Helping Wisconsin dairy farms produce ‘brown gold’
In the heart of Wisconsin, a project is underway to produce energy from a resource in little danger of running low: cow manure, also known as “brown gold.”
Although some manure can be used as fertilizer, nutrient imbalances and pollution caused by manure runoff can create environmental problems. Large dairies produce up to 25 tons of manure each day, which requires millions of gallons of water to manage.
Thanks to a $7 million grant from the United States Department of Agriculture’s Biomass Research and Development Initiative, researchers from the University of Wisconsin–Madison have partnered with several Wisconsin companies to form a consortium that is piloting new methods for turning dairy farm manure into useful products.
Jamison Watson, Troy Runge, and Kim Huong Pham examine a manure sample being prepared for separation by Zong Liu.
Photo: Matt Wisniewski
The consortium’s first major project, the Accelerated Renewable Energy Project (ARE), has already been implemented at Maple Leaf Dairy, located in Manitowoc County. Home to 5,000 cows, the dairy is helping UW–Madison researchers study manure processing techniques and technologies that could also benefit other Wisconsin dairies.
ARE co-investigator and biological systems engineering Assistant Professor Troy Runge says the project presents an opportunity to support a renewable energy economy, while developing value-added products from biomass. Housed within the Wisconsin Energy Institute at UW–Madison, Runge’s lab is analyzing separation techniques to improve efficiency and economic performance. As part of the project, researchers have assessed a variety of manure separation systems, and they’ve found that even simple, low-cost systems can recycle the water involved in processing manure and help manage nutrients.
“This is a great example of a multidisciplinary public-private partnership happening right here at the Wisconsin Energy Institute,” says Runge. “It’s also an example of a project that is important to Wisconsin.”
After small plant fibers in the manure are separated out and anaerobically digested to create biogas, liquids from the digestion process are used to fertilize crops, while leftover solids are converted into useful chemicals and bioplastics. The larger plant fibers can be used for animal bedding and mulch or as starting material for ethanol fermentation.
Runge works closely with Aicardo Roa-Espinosa, the president of SoilNet LLC and a biological systems engineering adjunct faculty member. Roa-Espinosa developed the technology behind the manure separation system that drives the ARE project. Along with Runge, Roa-Espinosa monitors the quality, quantity and composition of biogas produced from fermented manure from Maple Leaf.
These separation systems could have the potential to help farmers better manage manure and to use it in ways that benefit soils, the environment and human health.
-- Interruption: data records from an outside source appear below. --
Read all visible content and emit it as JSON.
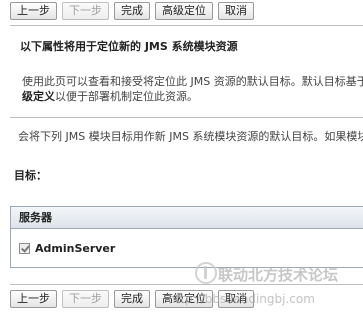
{
  "toolbar_top": {
    "prev": "上一步",
    "next": "下一步",
    "finish": "完成",
    "advanced": "高级定位",
    "cancel": "取消"
  },
  "section": {
    "heading": "以下属性将用于定位新的 JMS 系统模块资源",
    "desc_line1": "使用此页可以查看和接受将定位此 JMS 资源的默认目标。默认目标基于",
    "desc_line2_bold": "级定义",
    "desc_line2_rest": "以便于部署机制定位此资源。",
    "info": "会将下列 JMS 模块目标用作新 JMS 系统模块资源的默认目标。如果模块"
  },
  "targets": {
    "label": "目标：",
    "column_header": "服务器",
    "rows": [
      {
        "name": "AdminServer",
        "checked": true
      }
    ]
  },
  "toolbar_bottom": {
    "prev": "上一步",
    "next": "下一步",
    "finish": "完成",
    "advanced": "高级定位",
    "cancel": "取消"
  },
  "watermark": {
    "title": "联动北方技术论坛",
    "url": "http://bbs.landingbj.com"
  }
}
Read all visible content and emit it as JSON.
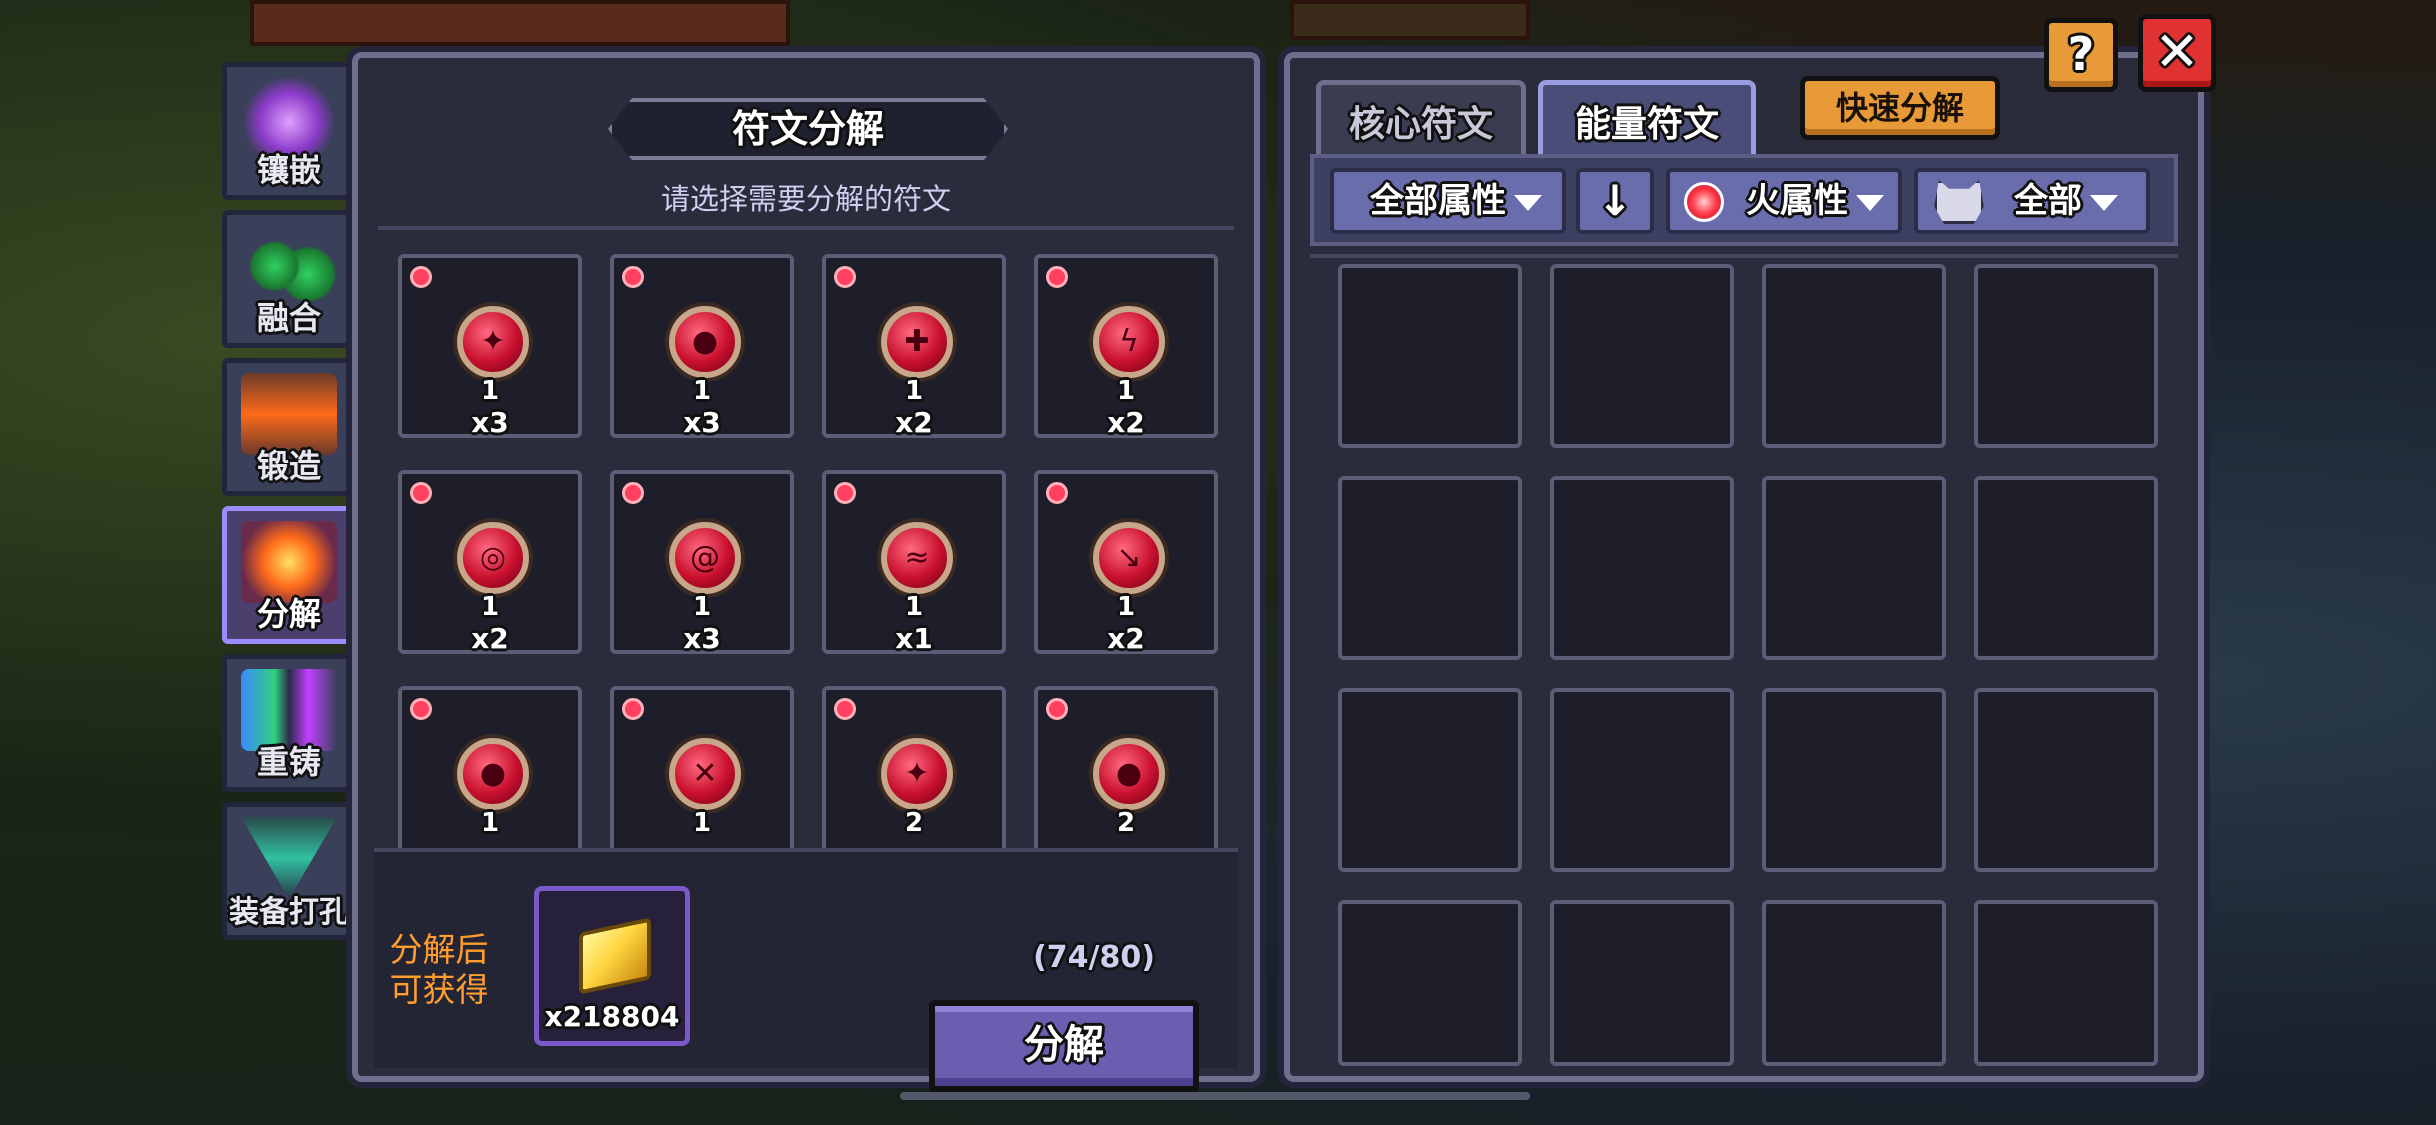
{
  "side_menu": [
    {
      "label": "镶嵌",
      "icon": "inlay-icon",
      "active": false
    },
    {
      "label": "融合",
      "icon": "fusion-icon",
      "active": false
    },
    {
      "label": "锻造",
      "icon": "forge-icon",
      "active": false
    },
    {
      "label": "分解",
      "icon": "decompose-icon",
      "active": true
    },
    {
      "label": "重铸",
      "icon": "recast-icon",
      "active": false
    },
    {
      "label": "装备打孔",
      "icon": "socket-icon",
      "active": false
    }
  ],
  "left_panel": {
    "title": "符文分解",
    "subtitle": "请选择需要分解的符文",
    "runes": [
      {
        "level": "1",
        "count": "x3",
        "glyph": "✦"
      },
      {
        "level": "1",
        "count": "x3",
        "glyph": "●"
      },
      {
        "level": "1",
        "count": "x2",
        "glyph": "✚"
      },
      {
        "level": "1",
        "count": "x2",
        "glyph": "ϟ"
      },
      {
        "level": "1",
        "count": "x2",
        "glyph": "◎"
      },
      {
        "level": "1",
        "count": "x3",
        "glyph": "@"
      },
      {
        "level": "1",
        "count": "x1",
        "glyph": "≈"
      },
      {
        "level": "1",
        "count": "x2",
        "glyph": "↘"
      },
      {
        "level": "1",
        "count": "",
        "glyph": "●"
      },
      {
        "level": "1",
        "count": "",
        "glyph": "✕"
      },
      {
        "level": "2",
        "count": "",
        "glyph": "✦"
      },
      {
        "level": "2",
        "count": "",
        "glyph": "●"
      }
    ],
    "reward_label": "分解后可获得",
    "reward_count": "x218804",
    "capacity": "(74/80)",
    "decompose_button": "分解"
  },
  "right_panel": {
    "tabs": [
      "核心符文",
      "能量符文"
    ],
    "active_tab": "能量符文",
    "quick_button": "快速分解",
    "filters": {
      "attribute": "全部属性",
      "sort_arrow": "↓",
      "element": "火属性",
      "type": "全部"
    },
    "slot_count": 16
  },
  "top_buttons": {
    "help": "?",
    "close": "✕"
  },
  "colors": {
    "accent_purple": "#6a5eb0",
    "orange": "#e89a38",
    "close_red": "#e03232",
    "fire_red": "#c8102e"
  }
}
For example, the project’s new approach to manure separation also yields fertilizer that is more concentrated and homogenized, allowing farmers to apply it with much greater precision and control over nutrient content. This method not only improves crop fertilization and limits pollution, but it also recycles water.
“We would like to make money by doing the right thing by the environment and society.”
The cellulosic — or nonfood — plant biomass that is derived from dairy manure could also mean that dairies could eventually become cellulosic biorefineries.
“This is a triple-win situation,” says project collaborator Tom Cox, a professor of agricultural economics in the College of Agriculture and Life Sciences. “We would like to make money by doing the right thing by the environment and society.”